--- WHAT TO WORK ON ---
Could you set down the records below exactly as they are, with no pictures?

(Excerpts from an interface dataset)
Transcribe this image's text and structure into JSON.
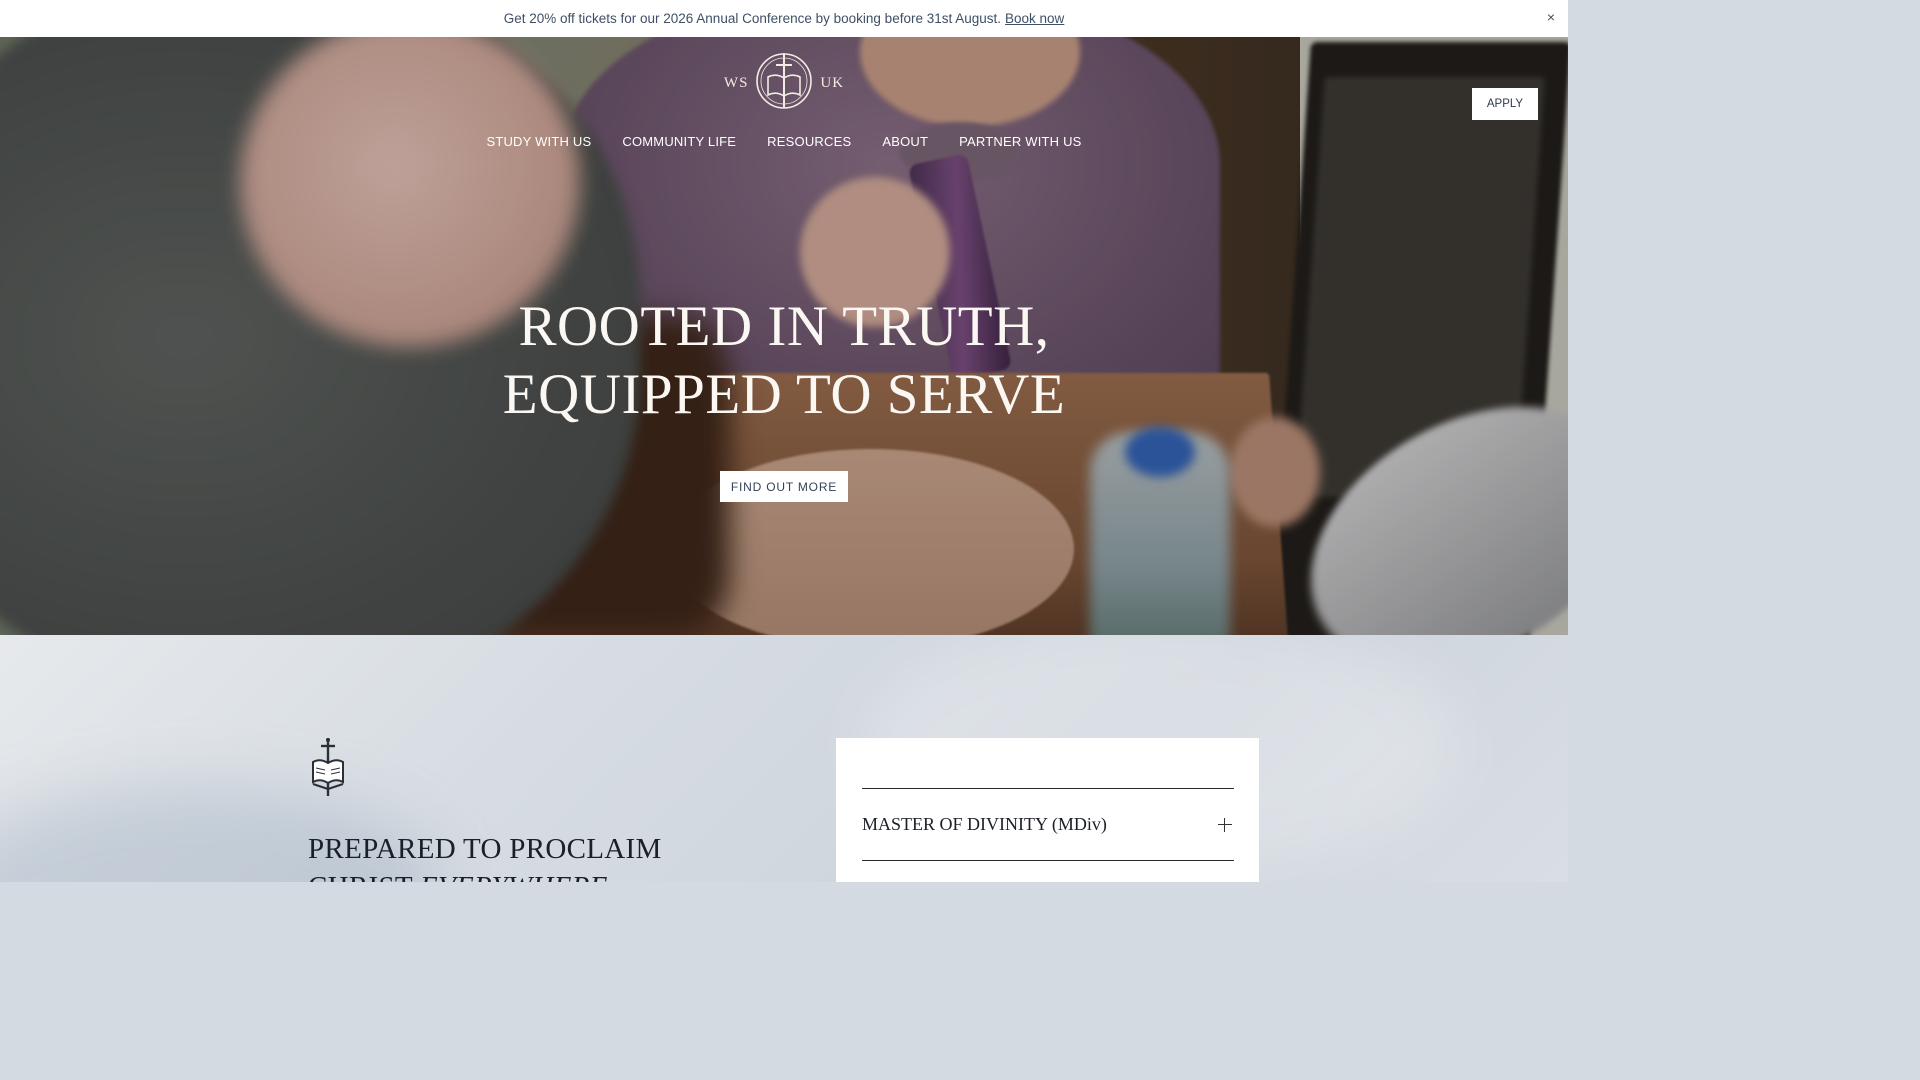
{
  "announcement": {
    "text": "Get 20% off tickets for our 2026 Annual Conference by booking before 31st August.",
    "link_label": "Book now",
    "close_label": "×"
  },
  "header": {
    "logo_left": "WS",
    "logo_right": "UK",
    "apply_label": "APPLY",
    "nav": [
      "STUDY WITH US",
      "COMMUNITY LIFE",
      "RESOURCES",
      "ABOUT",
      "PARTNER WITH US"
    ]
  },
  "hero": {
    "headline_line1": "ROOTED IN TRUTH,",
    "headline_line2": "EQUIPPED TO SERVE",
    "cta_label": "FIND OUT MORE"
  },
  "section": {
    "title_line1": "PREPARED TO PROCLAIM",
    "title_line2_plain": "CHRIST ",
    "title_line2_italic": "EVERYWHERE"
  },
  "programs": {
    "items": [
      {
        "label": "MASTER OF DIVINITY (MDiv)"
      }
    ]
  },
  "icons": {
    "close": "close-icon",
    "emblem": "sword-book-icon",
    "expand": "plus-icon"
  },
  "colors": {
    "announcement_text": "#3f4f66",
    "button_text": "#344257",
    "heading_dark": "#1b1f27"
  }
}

--- ANSWER BOX ---
Transcribe this image's text and structure into JSON.
{
  "announcement": {
    "text": "Get 20% off tickets for our 2026 Annual Conference by booking before 31st August.",
    "link_label": "Book now",
    "close_label": "×"
  },
  "header": {
    "logo_left": "WS",
    "logo_right": "UK",
    "apply_label": "APPLY",
    "nav": [
      "STUDY WITH US",
      "COMMUNITY LIFE",
      "RESOURCES",
      "ABOUT",
      "PARTNER WITH US"
    ]
  },
  "hero": {
    "headline_line1": "ROOTED IN TRUTH,",
    "headline_line2": "EQUIPPED TO SERVE",
    "cta_label": "FIND OUT MORE"
  },
  "section": {
    "title_line1": "PREPARED TO PROCLAIM",
    "title_line2_plain": "CHRIST ",
    "title_line2_italic": "EVERYWHERE"
  },
  "programs": {
    "items": [
      {
        "label": "MASTER OF DIVINITY (MDiv)"
      }
    ]
  },
  "icons": {
    "close": "close-icon",
    "emblem": "sword-book-icon",
    "expand": "plus-icon"
  },
  "colors": {
    "announcement_text": "#3f4f66",
    "button_text": "#344257",
    "heading_dark": "#1b1f27"
  }
}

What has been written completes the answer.